Ultimately, like most MLMers, Gibbs lost money during her time with Elomir, spending $270 and earning only $40.
But for the one percent who run the companies, or get it at the very top of the chain, MLMs can be highly lucrative.
Toan and Van Nguyen, Elomir’s CEOs, are a young couple who previously ran an Airbnb business and invested in cryptocurrency, according to their social media accounts.
But the company was founded by Terry LaCore, a Texas-based serial MLM entrepreneur. LaCore has operated in the world of MLM for decades, and is president of LACORE™ Enterprises, a parent company that encompasses a network of business including a pharmaceutical manufacturer, testing lab, logistics company and payment platform.
LaCore founded Elomir in the fall of 2021 and the company’s website describes itself as ”a brand within the LaCore Enterprises eco-system.” It is one of over 100 companies LaCore has registered at a single address, Texas business records show.

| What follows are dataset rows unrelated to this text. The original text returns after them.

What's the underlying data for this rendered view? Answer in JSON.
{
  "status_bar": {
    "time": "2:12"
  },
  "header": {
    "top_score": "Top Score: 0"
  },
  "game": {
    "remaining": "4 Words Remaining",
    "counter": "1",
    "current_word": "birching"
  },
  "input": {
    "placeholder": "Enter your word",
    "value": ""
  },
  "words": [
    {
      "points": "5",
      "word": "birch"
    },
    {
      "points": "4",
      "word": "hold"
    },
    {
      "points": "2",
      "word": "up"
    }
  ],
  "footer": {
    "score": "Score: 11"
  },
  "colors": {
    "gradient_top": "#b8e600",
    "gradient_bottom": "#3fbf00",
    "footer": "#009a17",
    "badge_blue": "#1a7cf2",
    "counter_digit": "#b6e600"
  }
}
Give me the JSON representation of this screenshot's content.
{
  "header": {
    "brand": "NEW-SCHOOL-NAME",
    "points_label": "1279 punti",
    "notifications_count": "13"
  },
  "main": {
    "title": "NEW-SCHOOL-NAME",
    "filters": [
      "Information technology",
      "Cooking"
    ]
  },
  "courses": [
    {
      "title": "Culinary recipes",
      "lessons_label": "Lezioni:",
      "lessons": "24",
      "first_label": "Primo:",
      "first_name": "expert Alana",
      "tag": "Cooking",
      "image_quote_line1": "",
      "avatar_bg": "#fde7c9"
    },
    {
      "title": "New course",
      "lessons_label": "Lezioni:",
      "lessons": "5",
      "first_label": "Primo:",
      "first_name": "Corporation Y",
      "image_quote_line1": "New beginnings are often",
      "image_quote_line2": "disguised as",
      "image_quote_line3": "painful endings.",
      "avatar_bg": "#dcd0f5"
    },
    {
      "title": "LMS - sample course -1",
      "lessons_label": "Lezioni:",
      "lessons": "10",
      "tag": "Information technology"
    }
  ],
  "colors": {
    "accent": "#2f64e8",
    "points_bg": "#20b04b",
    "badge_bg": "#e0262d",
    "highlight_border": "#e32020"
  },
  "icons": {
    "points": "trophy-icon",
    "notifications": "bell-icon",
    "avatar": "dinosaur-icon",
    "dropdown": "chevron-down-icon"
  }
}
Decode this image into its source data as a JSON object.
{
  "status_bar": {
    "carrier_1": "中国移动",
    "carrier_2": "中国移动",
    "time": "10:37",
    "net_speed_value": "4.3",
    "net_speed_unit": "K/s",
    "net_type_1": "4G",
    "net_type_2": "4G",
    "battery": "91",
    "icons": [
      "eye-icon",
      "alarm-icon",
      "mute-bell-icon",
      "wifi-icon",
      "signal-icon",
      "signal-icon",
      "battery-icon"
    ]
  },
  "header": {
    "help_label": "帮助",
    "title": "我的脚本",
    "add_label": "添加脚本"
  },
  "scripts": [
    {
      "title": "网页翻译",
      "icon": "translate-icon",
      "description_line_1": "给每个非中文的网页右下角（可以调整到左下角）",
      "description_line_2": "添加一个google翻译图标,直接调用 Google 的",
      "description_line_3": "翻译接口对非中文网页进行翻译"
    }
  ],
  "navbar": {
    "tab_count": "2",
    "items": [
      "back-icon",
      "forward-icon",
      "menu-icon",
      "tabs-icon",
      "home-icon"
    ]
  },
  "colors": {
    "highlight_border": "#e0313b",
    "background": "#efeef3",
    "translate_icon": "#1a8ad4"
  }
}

These include other MLMs, like Prüvit, which sells a “Ketone” dietary supplement drink and B:Hip, which sells dietary supplements that “might increase sexual responsiveness” and a personal lubricant called “Pleasúr”. In 2021, LaCore branched out from MLMs to start True Patriot Network, a conservative version of Facebook that markets itself as a “pro-Faith, pro-Family, & pro-Freedom platform.”
LaCore’s long history of involvement in MLMs has not been without scandal. In 2008, LaCore was sued by the U.S. Securities and Exchange Commission for securities fraud arising from his time as a director at another direct-selling company, Natural Health Trends Corp. LaCore, and another director, were accused of receiving $2.5 million in undisclosed payments from the company’s top distributor. Both men were investigated and fired, but the SEC ultimately did not take any enforcement action against the company.
Terry LaCore did not respond to a request for comment.
Ceara Manchester called on company executives to be more transparent with sellers and the general public.
“There is no way as the head of the company that you don’t know that the majority of people under you are losing money,” Manchester says, “How can you sit there and know that you’re making your money off the backs of 99.7 percent of the people in your company, who are failing?”